This circularity in the way training delivery standards are dealt with in the VET system means that there are, in effect, no national training delivery standards.
Ÿ The standards muddle the quality of the management of training with the quality of training delivery. While the ARF Training Delivery standards are consistently referenced to requirements of the Training Packages, there is inadequate
reference within the standards themselves to generic training and learning
elements of quality training delivery, distinct from the quality of the management of training. The standards are silent on such characteristics as the capacity of the provider to understand and meet learner aspirations; to accurately diagnose learner needs; to recognise and build on prior learning; to provide constructive feedback to learners on progress; to develop skills for lifelong learning; to
challenge learners; to help learners acquire new knowledge and skills and expand their understanding of working life.
Ÿ The Training Delivery standards make no allowance for differing requirements of institution-based training and assessment, and workplace training and assessment.
This lack of differentiation is highly problematic in the apprenticeship and traineeship system since delivery in the workplace of quality on-the-job training and, increasingly, off-the-job training is central to its relevance and effectiveness.
The complexity of workplace training and assessment should be recognised within the delivery standards. These could include evidence of the integration of the on-the-job and off-the-job experiences to provide a coherent program of learning; of informing employers of learners’ progress; of productive
relationships between the training provider and workplace supervisors, trainers and assessors; of designing training strategies which take account of workplace needs and the like.
Ÿ The ARF relies to a large degree on State and Territory interpretations of Training Delivery standards, despite the intent that these be national standards, not
nationally consistent standards. The only true national minimum standard for providers which is not necessarily subject to multiple local interpretations is the requirement that they be capable of applying Training Package assessment guidelines in practice. At the same time there seems to be an emerging view that these guidelines are highly variable between Packages and not of consistently good quality.
Having considered all the available evidence, the Review has come to the following conclusions.
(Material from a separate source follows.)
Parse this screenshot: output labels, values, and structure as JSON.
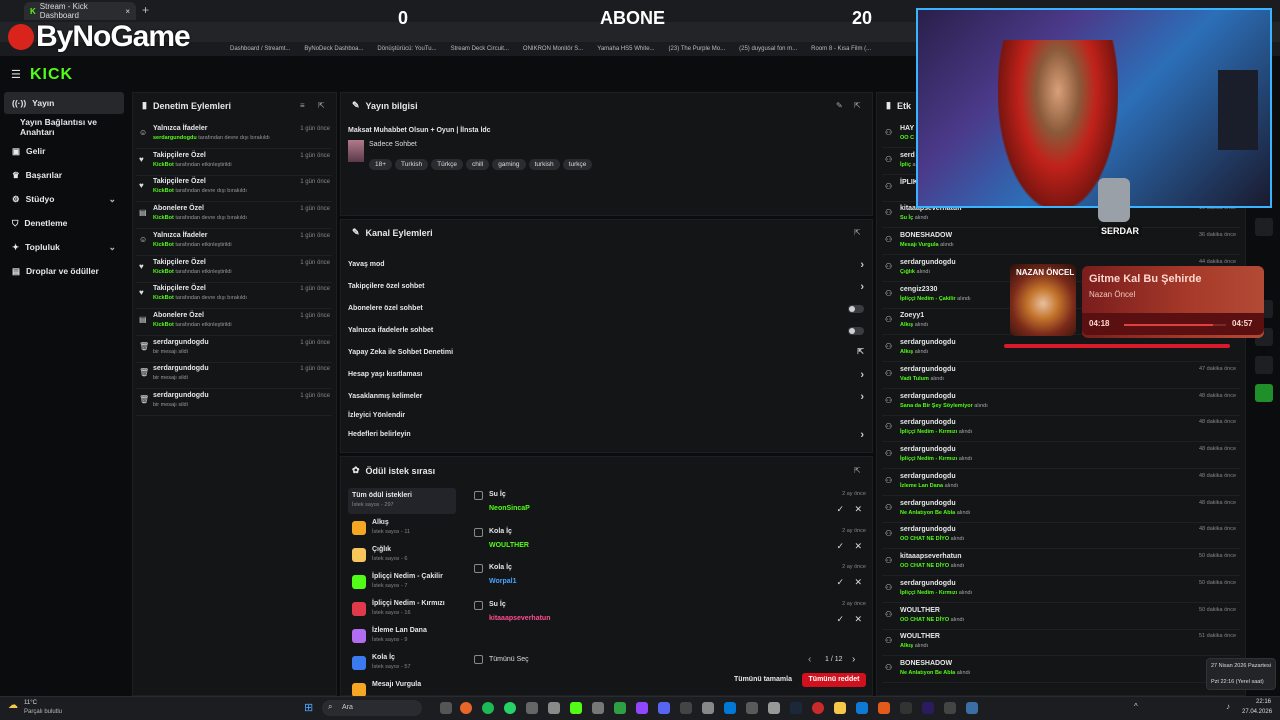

Ÿ The ARF standards are the result of a series of compromises about which national registration standards all Australian governments were willing at the time to support. They are low minimum standards, and in the light of more than two years of experience in their application, they are no longer adequate. The quality bar needs to be raised.
Ÿ The National Core Standards for Registration under the ARF are probably adequate to ensure the quality of the management of training but their evidence
requirements are not sufficiently stringent to ensure that training organisations have high quality systems for managing training, particularly for managing the flexibility and diversity of workplace training.
Ÿ Neither the National Product/Service Standards for Training Delivery under the ARF, nor their associated evidence requirements, are adequate to ensure quality training delivery and quality learning outcomes.